Last year 147 fatal collisions took place on Scottish roads, amounting to 165 fatalities.
The vehicle accidents occurred on 78 roads across Scotland, with the A9 revealed to be the worst for fatal collisions. The road saw as many as 25 vehicle accidents take place along its length in 2018, resulting in 13 fatalities, data obtained from a Freedom of Information request to Police Scotland showed.
The stretch of road running from Perth to Inverness was found to be particularly treacherous for drivers, accounting for five of the 25 collisions on the A9 last year.
The A96 running from Inverness to Aberdeen and the A93 from Aberdeen to Bridge of Cally were also among the worst roads for vehicle accidents. There was a total of ten and nine collisions occurring along these routes respectively last year, amounting to ten fatalities between them.
The A7 from the Sheriffhall roundabout to Galashiels followed as the fourth most dangerous stretch of road, with eight accidents and five fatalities last year, while the A702, A87, A74 and A68 saw seven accidents each over the course of 2018, amounting to 21 fatalities between them.
Despite more than 140 deaths occurring on Scottish roads last year, Transport Scotland said these latest official statistics confirm that road casualties in Scotland are actually at their lowest levels since records began.
However, it was noted there has been a slight increase in the number of fatalities.
The figures follow a weekend of carnage on Scottish roads. Four people were killed in vehicle crashes from Friday to Sunday.
Transport Scotland were quick to reassure that a number of safety measures have been put in place over the course of the past year to improve driver behaviour and speed compliance on the roads.
A Scottish Government spokesperson said, “Selection criteria for safety cameras has been revised in the past year and we will see more average speed camera systems in Scotland in the future.
“Where the right technology is used in the right location, we can see transformative improvements in driver behaviour and speed compliance.

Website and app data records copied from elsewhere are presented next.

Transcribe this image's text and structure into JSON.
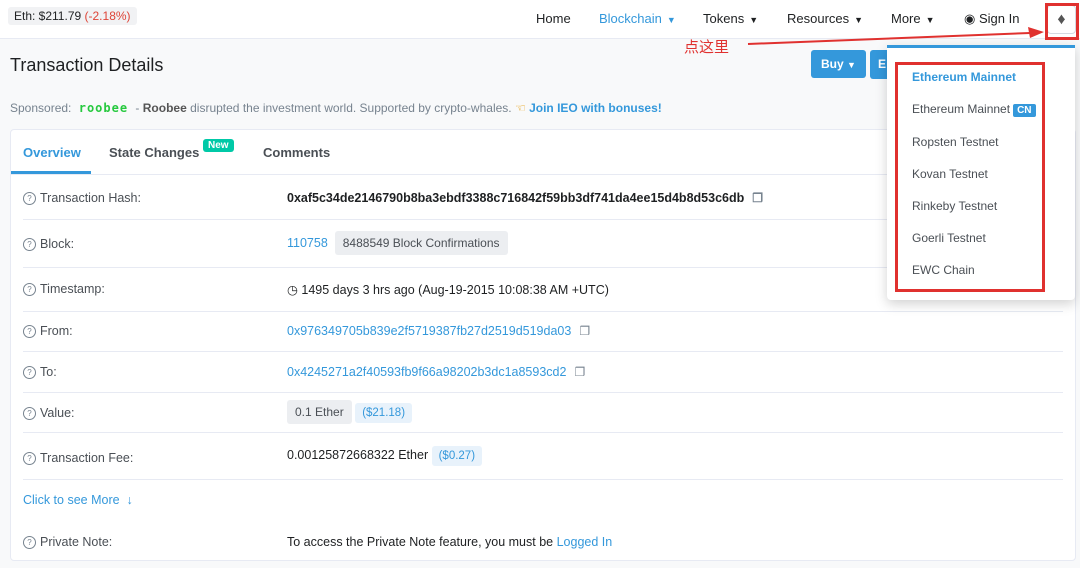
{
  "topbar": {
    "price_label": "Eth: $211.79",
    "price_change": "(-2.18%)",
    "nav": {
      "home": "Home",
      "blockchain": "Blockchain",
      "tokens": "Tokens",
      "resources": "Resources",
      "more": "More",
      "signin": "Sign In"
    }
  },
  "annotation": {
    "text": "点这里"
  },
  "header": {
    "title": "Transaction Details",
    "buy": "Buy",
    "ex": "E"
  },
  "sponsored": {
    "label": "Sponsored:",
    "brand": "roobee",
    "dash": " - ",
    "bold": "Roobee",
    "text": " disrupted the investment world. Supported by crypto-whales.",
    "cta": "Join IEO with bonuses!"
  },
  "tabs": {
    "overview": "Overview",
    "state": "State Changes",
    "new": "New",
    "comments": "Comments"
  },
  "rows": {
    "hash": {
      "label": "Transaction Hash:",
      "value": "0xaf5c34de2146790b8ba3ebdf3388c716842f59bb3df741da4ee15d4b8d53c6db"
    },
    "block": {
      "label": "Block:",
      "value": "110758",
      "confirmations": "8488549 Block Confirmations"
    },
    "timestamp": {
      "label": "Timestamp:",
      "value": "1495 days 3 hrs ago (Aug-19-2015 10:08:38 AM +UTC)"
    },
    "from": {
      "label": "From:",
      "value": "0x976349705b839e2f5719387fb27d2519d519da03"
    },
    "to": {
      "label": "To:",
      "value": "0x4245271a2f40593fb9f66a98202b3dc1a8593cd2"
    },
    "value": {
      "label": "Value:",
      "value": "0.1 Ether",
      "usd": "($21.18)"
    },
    "fee": {
      "label": "Transaction Fee:",
      "value": "0.00125872668322 Ether",
      "usd": "($0.27)"
    },
    "private": {
      "label": "Private Note:",
      "text": "To access the Private Note feature, you must be ",
      "link": "Logged In"
    }
  },
  "see_more": "Click to see More",
  "dropdown": {
    "items": [
      "Ethereum Mainnet",
      "Ethereum Mainnet",
      "Ropsten Testnet",
      "Kovan Testnet",
      "Rinkeby Testnet",
      "Goerli Testnet",
      "EWC Chain"
    ],
    "cn": "CN"
  },
  "colors": {
    "accent": "#3498db",
    "negative": "#de4437",
    "annotation": "#e0312f",
    "badge": "#00c9a7"
  },
  "icons": {
    "question": "question-circle-icon",
    "copy": "copy-icon",
    "clock": "clock-icon",
    "arrow": "arrow-down-icon",
    "user": "user-circle-icon",
    "eth": "ethereum-icon"
  }
}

“A number of new safety camera sites have been identified in the 12 months. Deployments at these locations will build on the successes of safety cameras elsewhere on our road network, which include the A9, which has led to a 31 per cent reduction in casualties.”